An 737 Boeing plane of the Ryanair company takes off, on Oct. 11, 2014, at the Lille-Lesquin airport, northern France. Philippe Huguen/AFP/Getty Images

If you were thinking about the possibility of flying across the Atlantic for a mere $15, you might want to cool your jets. Business and travel media has been abuzz since Monday, when the Financial Times reported that the board of low-cost European carrier Ryanair had approved plans for a transatlantic service that would sell tickets for as low as 10 pounds one-way. But Ryanair released a statement on Thursday announcing that no such plan was in place.

"In the light of recent press coverage, the Board of Ryanair Holdings Plc wishes to clarify that it has not considered or approved any transatlantic project and does not intend to do so," the Irish company announced in a statement.
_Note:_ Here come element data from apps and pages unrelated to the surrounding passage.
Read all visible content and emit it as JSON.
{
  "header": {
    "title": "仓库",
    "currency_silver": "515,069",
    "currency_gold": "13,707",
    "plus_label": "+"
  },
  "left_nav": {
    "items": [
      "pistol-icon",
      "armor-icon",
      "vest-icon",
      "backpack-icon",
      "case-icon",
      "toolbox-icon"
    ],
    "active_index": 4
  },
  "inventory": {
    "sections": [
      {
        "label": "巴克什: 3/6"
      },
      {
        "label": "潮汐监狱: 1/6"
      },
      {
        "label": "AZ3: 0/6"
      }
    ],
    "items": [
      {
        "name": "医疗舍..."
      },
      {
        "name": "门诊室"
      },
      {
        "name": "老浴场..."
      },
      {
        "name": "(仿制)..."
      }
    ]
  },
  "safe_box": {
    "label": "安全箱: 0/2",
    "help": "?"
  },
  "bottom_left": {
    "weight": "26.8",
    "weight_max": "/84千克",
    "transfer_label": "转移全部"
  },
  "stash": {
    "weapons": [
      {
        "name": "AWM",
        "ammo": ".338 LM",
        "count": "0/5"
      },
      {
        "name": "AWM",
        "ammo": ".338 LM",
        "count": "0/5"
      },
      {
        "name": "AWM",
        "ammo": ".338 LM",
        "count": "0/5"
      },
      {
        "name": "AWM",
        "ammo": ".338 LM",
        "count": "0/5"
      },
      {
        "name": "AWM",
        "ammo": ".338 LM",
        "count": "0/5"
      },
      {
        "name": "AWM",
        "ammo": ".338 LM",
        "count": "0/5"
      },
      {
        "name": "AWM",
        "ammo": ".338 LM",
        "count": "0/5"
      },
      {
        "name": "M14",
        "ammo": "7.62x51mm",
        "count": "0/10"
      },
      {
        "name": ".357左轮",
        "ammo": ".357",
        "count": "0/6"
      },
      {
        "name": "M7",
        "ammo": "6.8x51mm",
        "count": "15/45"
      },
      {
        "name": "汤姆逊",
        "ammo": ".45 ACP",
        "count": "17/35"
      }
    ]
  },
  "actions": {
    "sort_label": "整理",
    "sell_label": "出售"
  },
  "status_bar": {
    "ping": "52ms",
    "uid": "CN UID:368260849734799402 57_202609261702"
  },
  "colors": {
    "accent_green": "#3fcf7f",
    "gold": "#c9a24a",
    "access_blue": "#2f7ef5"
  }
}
The Financial Times followed up its original story -- that had served as the source for a tide of other stories around the media -- with another on Thursday that claimed Ryanair was making "a U-turn" on its transatlantic plans. The FT's original story had quoted a company statement that read, “The board of Ryanair, like any Plc, have approved the business plans for future growth, including transatlantic. We are talking to manufacturers about long-haul aircraft but can’t comment further on this.”

But Ryanair CEO Michael O’Leary said that the whole thing was a "miscommunication." Because the Financial Times piece was released just before St. Patrick's Day, O'Leary said that no one had been around the company on Tuesday to retract the statement. O'Leary was traveling on Wednesday and Thursday, and it wasn't until a quarterly board meeting in Milan on Thursday morning when the the company thought to broach the subject.

But Ryanair wasn't entirely absent in the age of social media and constant communication. The story was perpetuated by other media outlets that did, ostensibly, ask Ryanair for comment -- and got it. The BBC reported that a Ryanair representative told BBC that long-haul flights were "dependent on attaining viable long-haul aircraft and we estimate that's four to five years away."

Airline industry analyst Gerald Khoo was not very surprised at the news that no plans for transatlantic flights existed -- he had been skeptical of the airline's statement from the outside. “It is a concept that has been talked about for a very long time with very little progress. There is clarity for investors,” Khoo told the Financial Times.

O'Leary did not rule out the possibility of transatlantic flights altogether, however. He said the company would still pursue the project, but that Ryanair's board could never have approved it because any transatlantic project would involve creating a separate company.